▶ Exercise requirements
Check each line of the listing for the string "Master", then state how many lines have it. Only the number is wanted.

▶ Record extracts
»»

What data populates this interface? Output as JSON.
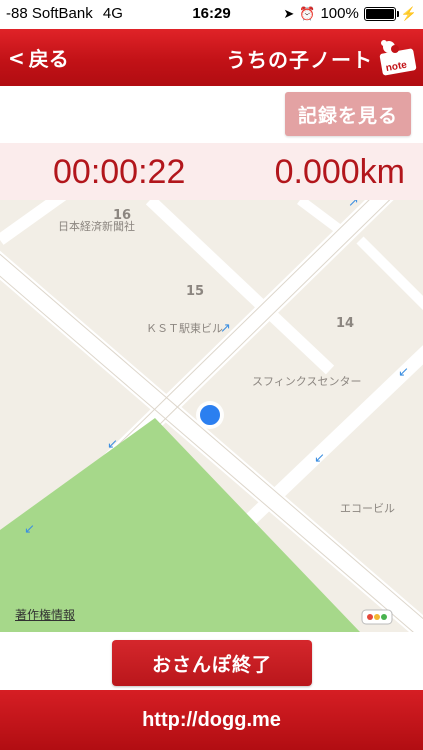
{
  "status_bar": {
    "carrier": "-88 SoftBank",
    "network": "4G",
    "time": "16:29",
    "battery": "100%"
  },
  "header": {
    "back_label": "戻る",
    "title": "うちの子ノート",
    "logo_text": "note"
  },
  "actions": {
    "records_label": "記録を見る"
  },
  "stats": {
    "elapsed": "00:00:22",
    "distance": "0.000km"
  },
  "map": {
    "labels": {
      "block_16": "16",
      "block_15": "15",
      "block_14": "14",
      "nikkei": "日本経済新聞社",
      "kst": "ＫＳＴ駅東ビル",
      "sphinx": "スフィンクスセンター",
      "eco": "エコービル"
    },
    "credit": "著作権情報"
  },
  "bottom": {
    "end_walk_label": "おさんぽ終了",
    "footer_url": "http://dogg.me"
  },
  "colors": {
    "brand_red": "#c21217",
    "stats_text": "#b2161c",
    "park_green": "#a6d88a",
    "location_blue": "#2b7ff0"
  }
}
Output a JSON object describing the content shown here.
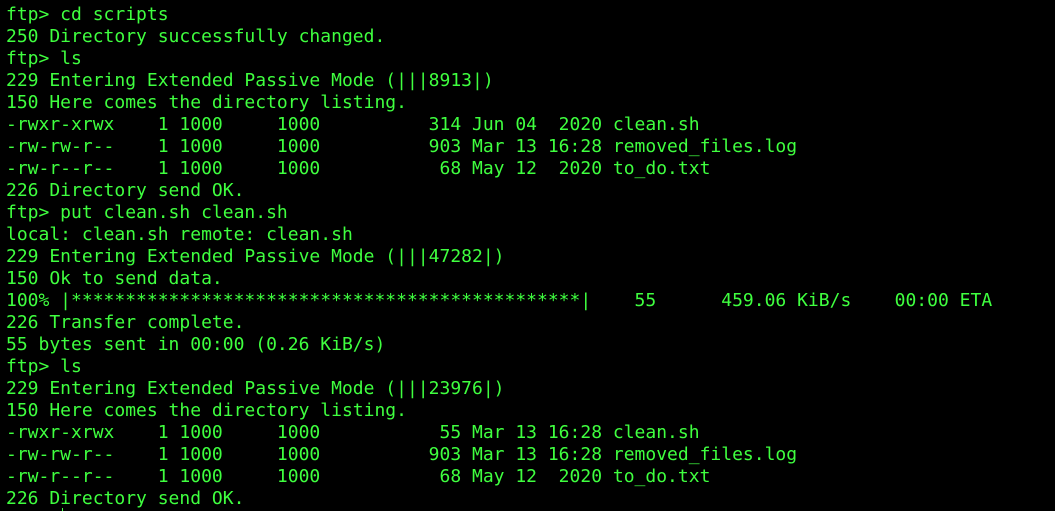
{
  "terminal": {
    "lines": [
      "ftp> cd scripts",
      "250 Directory successfully changed.",
      "ftp> ls",
      "229 Entering Extended Passive Mode (|||8913|)",
      "150 Here comes the directory listing.",
      "-rwxr-xrwx    1 1000     1000          314 Jun 04  2020 clean.sh",
      "-rw-rw-r--    1 1000     1000          903 Mar 13 16:28 removed_files.log",
      "-rw-r--r--    1 1000     1000           68 May 12  2020 to_do.txt",
      "226 Directory send OK.",
      "ftp> put clean.sh clean.sh",
      "local: clean.sh remote: clean.sh",
      "229 Entering Extended Passive Mode (|||47282|)",
      "150 Ok to send data.",
      "100% |***********************************************|    55      459.06 KiB/s    00:00 ETA",
      "226 Transfer complete.",
      "55 bytes sent in 00:00 (0.26 KiB/s)",
      "ftp> ls",
      "229 Entering Extended Passive Mode (|||23976|)",
      "150 Here comes the directory listing.",
      "-rwxr-xrwx    1 1000     1000           55 Mar 13 16:28 clean.sh",
      "-rw-rw-r--    1 1000     1000          903 Mar 13 16:28 removed_files.log",
      "-rw-r--r--    1 1000     1000           68 May 12  2020 to_do.txt",
      "226 Directory send OK."
    ],
    "text_color": "#3fff3f",
    "background_color": "#000000"
  }
}
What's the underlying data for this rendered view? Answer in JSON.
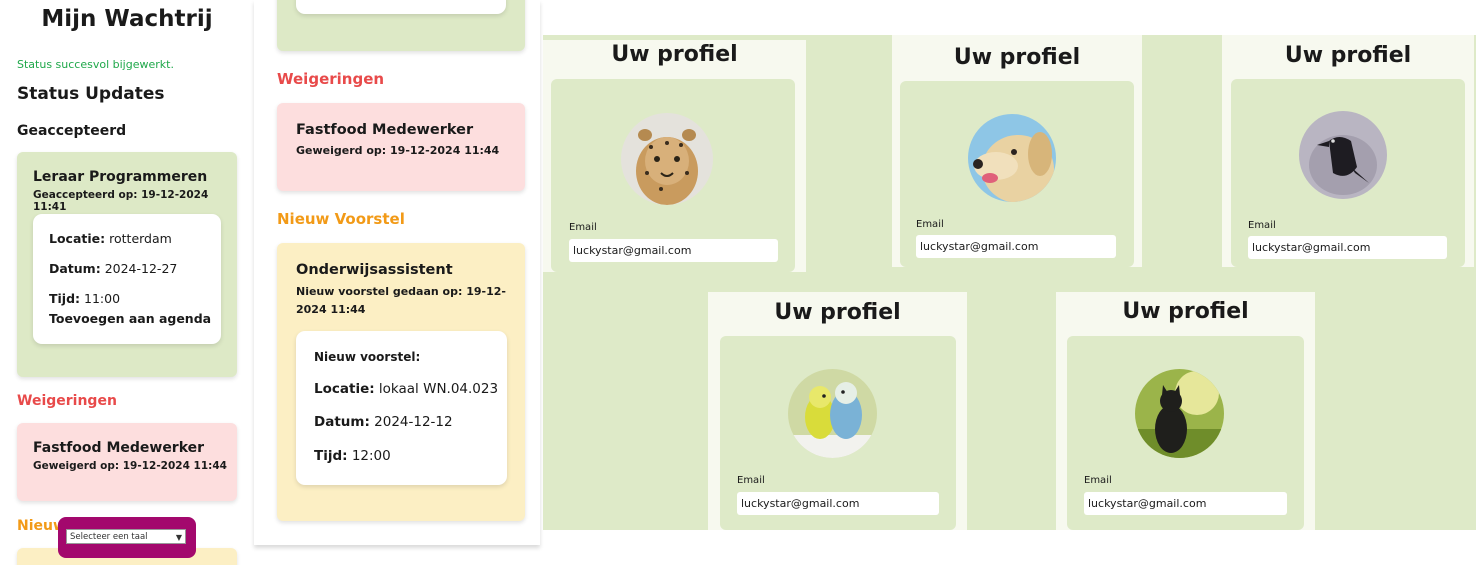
{
  "panel1": {
    "title": "Mijn Wachtrij",
    "flash": "Status succesvol bijgewerkt.",
    "status_heading": "Status Updates",
    "accepted_heading": "Geaccepteerd",
    "accepted_card": {
      "title": "Leraar Programmeren",
      "subtitle": "Geaccepteerd op: 19-12-2024 11:41",
      "location_label": "Locatie:",
      "location_value": "rotterdam",
      "date_label": "Datum:",
      "date_value": "2024-12-27",
      "time_label": "Tijd:",
      "time_value": "11:00",
      "agenda_link": "Toevoegen aan agenda"
    },
    "rejections_heading": "Weigeringen",
    "rejection_card": {
      "title": "Fastfood Medewerker",
      "subtitle": "Geweigerd op: 19-12-2024 11:44"
    },
    "new_proposal_heading": "Nieuw",
    "language_select": "Selecteer een taal"
  },
  "panel2": {
    "rejections_heading": "Weigeringen",
    "rejection_card": {
      "title": "Fastfood Medewerker",
      "subtitle": "Geweigerd op: 19-12-2024 11:44"
    },
    "new_proposal_heading": "Nieuw Voorstel",
    "proposal_card": {
      "title": "Onderwijsassistent",
      "subtitle": "Nieuw voorstel gedaan op: 19-12-2024 11:44",
      "inner_heading": "Nieuw voorstel:",
      "location_label": "Locatie:",
      "location_value": "lokaal WN.04.023",
      "date_label": "Datum:",
      "date_value": "2024-12-12",
      "time_label": "Tijd:",
      "time_value": "12:00"
    }
  },
  "profiles": [
    {
      "heading": "Uw profiel",
      "avatar": "cheetah-cub",
      "email_label": "Email",
      "email": "luckystar@gmail.com"
    },
    {
      "heading": "Uw profiel",
      "avatar": "golden-retriever",
      "email_label": "Email",
      "email": "luckystar@gmail.com"
    },
    {
      "heading": "Uw profiel",
      "avatar": "crow",
      "email_label": "Email",
      "email": "luckystar@gmail.com"
    },
    {
      "heading": "Uw profiel",
      "avatar": "budgies",
      "email_label": "Email",
      "email": "luckystar@gmail.com"
    },
    {
      "heading": "Uw profiel",
      "avatar": "black-cat",
      "email_label": "Email",
      "email": "luckystar@gmail.com"
    }
  ],
  "colors": {
    "accepted_bg": "#dde9c6",
    "rejected_bg": "#fddede",
    "proposal_bg": "#fcefc4",
    "success_text": "#1fa84a",
    "rejection_heading": "#e84a4a",
    "proposal_heading": "#f29a17",
    "language_widget": "#a3086d"
  }
}
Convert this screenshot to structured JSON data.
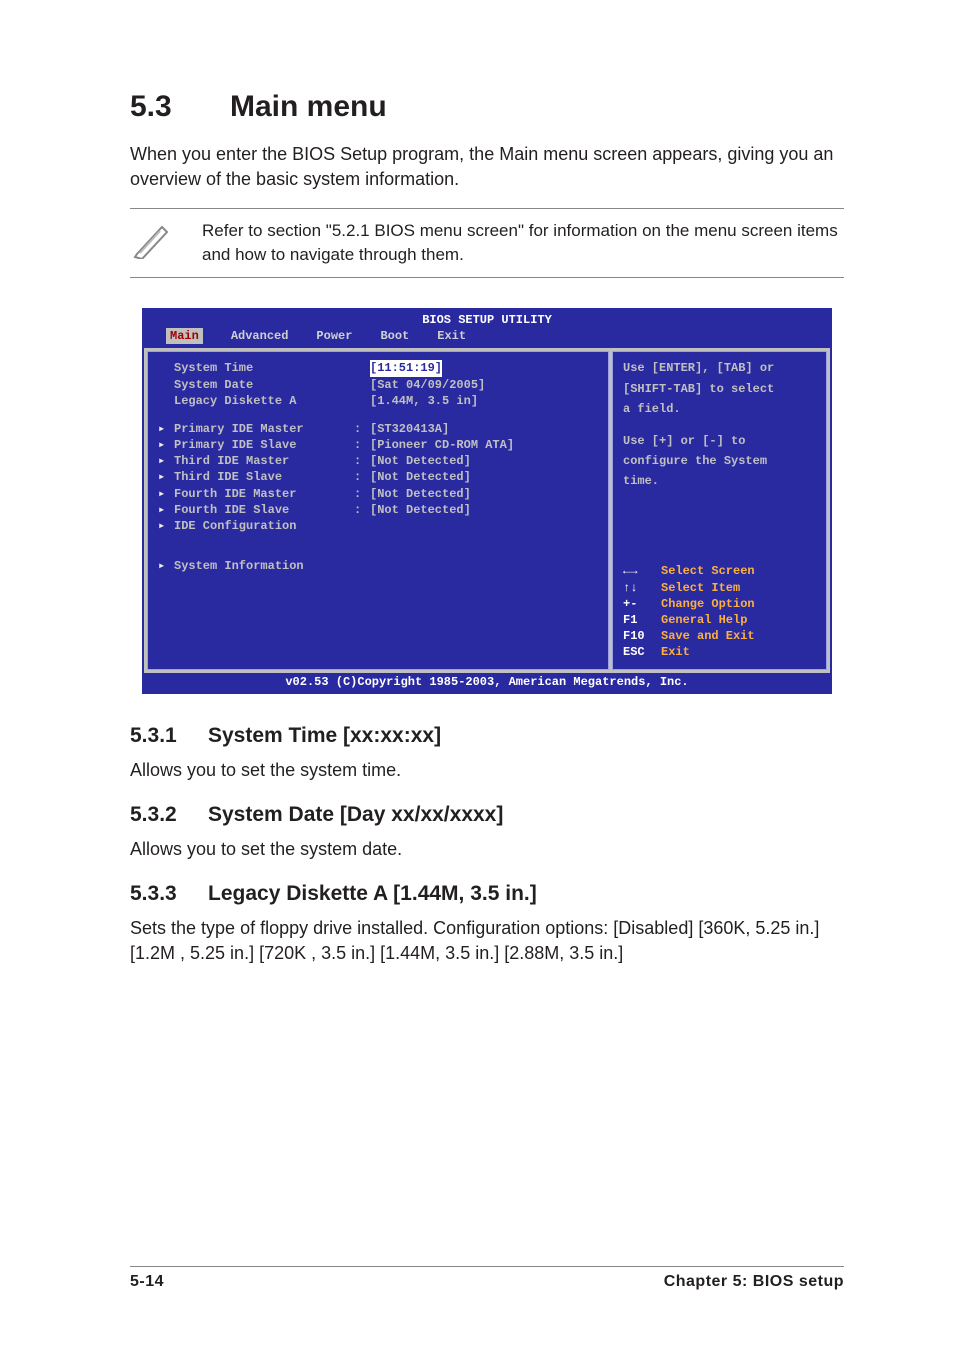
{
  "heading": {
    "num": "5.3",
    "title": "Main menu"
  },
  "intro": "When you enter the BIOS Setup program, the Main menu screen appears, giving you an overview of the basic system information.",
  "note": "Refer to section \"5.2.1 BIOS menu screen\" for information on the menu screen items and how to navigate through them.",
  "bios": {
    "title": "BIOS SETUP UTILITY",
    "menu": [
      "Main",
      "Advanced",
      "Power",
      "Boot",
      "Exit"
    ],
    "active_menu": "Main",
    "basic": [
      {
        "label": "System Time",
        "value": "[11:51:19]",
        "selected": true
      },
      {
        "label": "System Date",
        "value": "[Sat 04/09/2005]"
      },
      {
        "label": "Legacy Diskette A",
        "value": "[1.44M, 3.5 in]"
      }
    ],
    "ide": [
      {
        "label": "Primary IDE Master",
        "value": "[ST320413A]"
      },
      {
        "label": "Primary IDE Slave",
        "value": "[Pioneer CD-ROM ATA]"
      },
      {
        "label": "Third IDE Master",
        "value": "[Not Detected]"
      },
      {
        "label": "Third IDE Slave",
        "value": "[Not Detected]"
      },
      {
        "label": "Fourth IDE Master",
        "value": "[Not Detected]"
      },
      {
        "label": "Fourth IDE Slave",
        "value": "[Not Detected]"
      },
      {
        "label": "IDE Configuration",
        "value": ""
      }
    ],
    "sysinfo": {
      "label": "System Information"
    },
    "help_top": [
      "Use [ENTER], [TAB] or",
      "[SHIFT-TAB] to select",
      "a field.",
      "",
      "Use [+] or [-] to",
      "configure the System",
      "time."
    ],
    "help_keys": [
      {
        "key": "←→",
        "action": "Select Screen"
      },
      {
        "key": "↑↓",
        "action": "Select Item"
      },
      {
        "key": "+-",
        "action": "Change Option"
      },
      {
        "key": "F1",
        "action": "General Help"
      },
      {
        "key": "F10",
        "action": "Save and Exit"
      },
      {
        "key": "ESC",
        "action": "Exit"
      }
    ],
    "footer": "v02.53 (C)Copyright 1985-2003, American Megatrends, Inc."
  },
  "sections": {
    "s1": {
      "num": "5.3.1",
      "title": "System Time [xx:xx:xx]",
      "body": "Allows you to set the system time."
    },
    "s2": {
      "num": "5.3.2",
      "title": "System Date [Day xx/xx/xxxx]",
      "body": "Allows you to set the system date."
    },
    "s3": {
      "num": "5.3.3",
      "title": "Legacy Diskette A [1.44M, 3.5 in.]",
      "body": "Sets the type of floppy drive installed. Configuration options: [Disabled] [360K, 5.25 in.] [1.2M , 5.25 in.] [720K , 3.5 in.] [1.44M, 3.5 in.] [2.88M, 3.5 in.]"
    }
  },
  "footer": {
    "left": "5-14",
    "right": "Chapter 5: BIOS setup"
  }
}
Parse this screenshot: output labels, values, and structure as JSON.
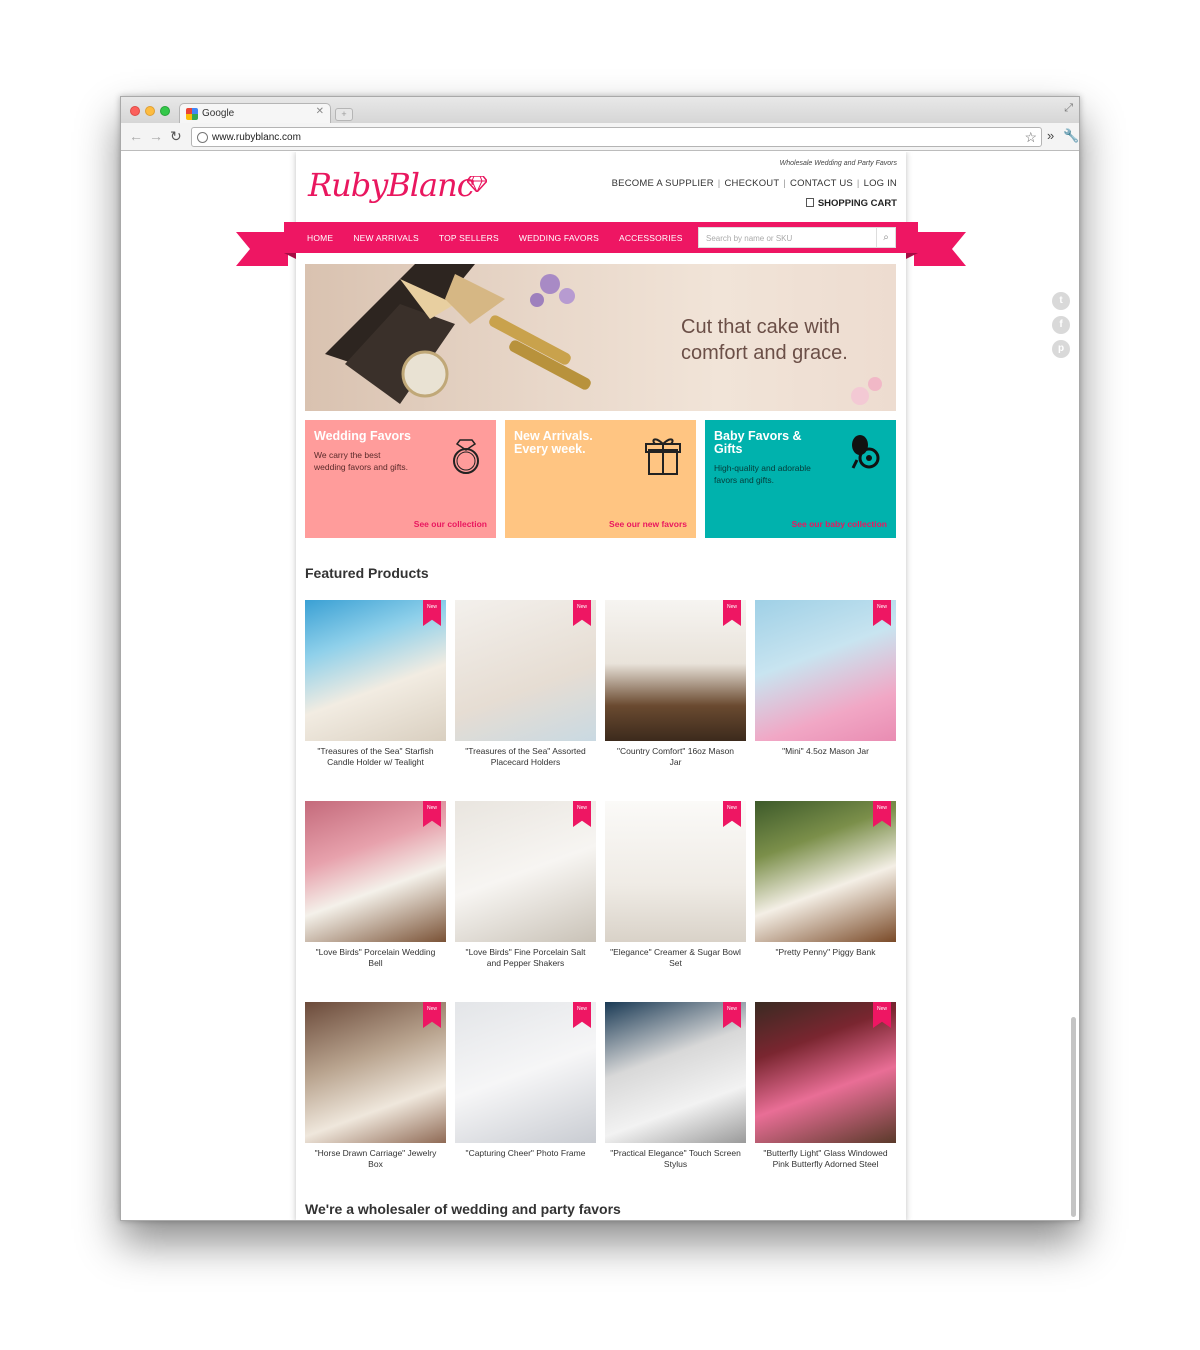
{
  "browser": {
    "tab_title": "Google",
    "url": "www.rubyblanc.com"
  },
  "site": {
    "logo": "RubyBlanc",
    "tagline": "Wholesale Wedding and Party Favors",
    "top_links": [
      "BECOME A SUPPLIER",
      "CHECKOUT",
      "CONTACT US",
      "LOG IN"
    ],
    "cart_label": "SHOPPING CART",
    "brand_color": "#ee1663"
  },
  "nav": {
    "links": [
      "HOME",
      "NEW ARRIVALS",
      "TOP SELLERS",
      "WEDDING FAVORS",
      "ACCESSORIES"
    ],
    "search_placeholder": "Search by name or SKU"
  },
  "hero": {
    "line1": "Cut that cake with",
    "line2": "comfort and grace."
  },
  "promos": [
    {
      "title": "Wedding Favors",
      "text_line1": "We carry the best",
      "text_line2": "wedding favors and gifts.",
      "link": "See our collection",
      "color": "#ff9c9b",
      "icon": "ring-icon"
    },
    {
      "title_line1": "New Arrivals.",
      "title_line2": "Every week.",
      "link": "See our new favors",
      "color": "#ffc582",
      "icon": "gift-icon"
    },
    {
      "title_line1": "Baby Favors &",
      "title_line2": "Gifts",
      "text_line1": "High-quality and adorable",
      "text_line2": "favors and gifts.",
      "link": "See our baby collection",
      "color": "#00b2ad",
      "icon": "pacifier-icon"
    }
  ],
  "featured": {
    "title": "Featured Products",
    "badge": "New",
    "products": [
      {
        "line1": "\"Treasures of the Sea\" Starfish",
        "line2": "Candle Holder w/ Tealight"
      },
      {
        "line1": "\"Treasures of the Sea\" Assorted",
        "line2": "Placecard Holders"
      },
      {
        "line1": "\"Country Comfort\" 16oz Mason",
        "line2": "Jar"
      },
      {
        "line1": "\"Mini\" 4.5oz Mason Jar",
        "line2": ""
      },
      {
        "line1": "\"Love Birds\" Porcelain Wedding",
        "line2": "Bell"
      },
      {
        "line1": "\"Love Birds\" Fine Porcelain Salt",
        "line2": "and Pepper Shakers"
      },
      {
        "line1": "\"Elegance\" Creamer & Sugar Bowl",
        "line2": "Set"
      },
      {
        "line1": "\"Pretty Penny\" Piggy Bank",
        "line2": ""
      },
      {
        "line1": "\"Horse Drawn Carriage\" Jewelry",
        "line2": "Box"
      },
      {
        "line1": "\"Capturing Cheer\" Photo Frame",
        "line2": ""
      },
      {
        "line1": "\"Practical Elegance\" Touch Screen",
        "line2": "Stylus"
      },
      {
        "line1": "\"Butterfly Light\" Glass Windowed",
        "line2": "Pink Butterfly Adorned Steel"
      }
    ]
  },
  "about": {
    "title": "We're a wholesaler of wedding and party favors"
  }
}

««

▶ Answer space
3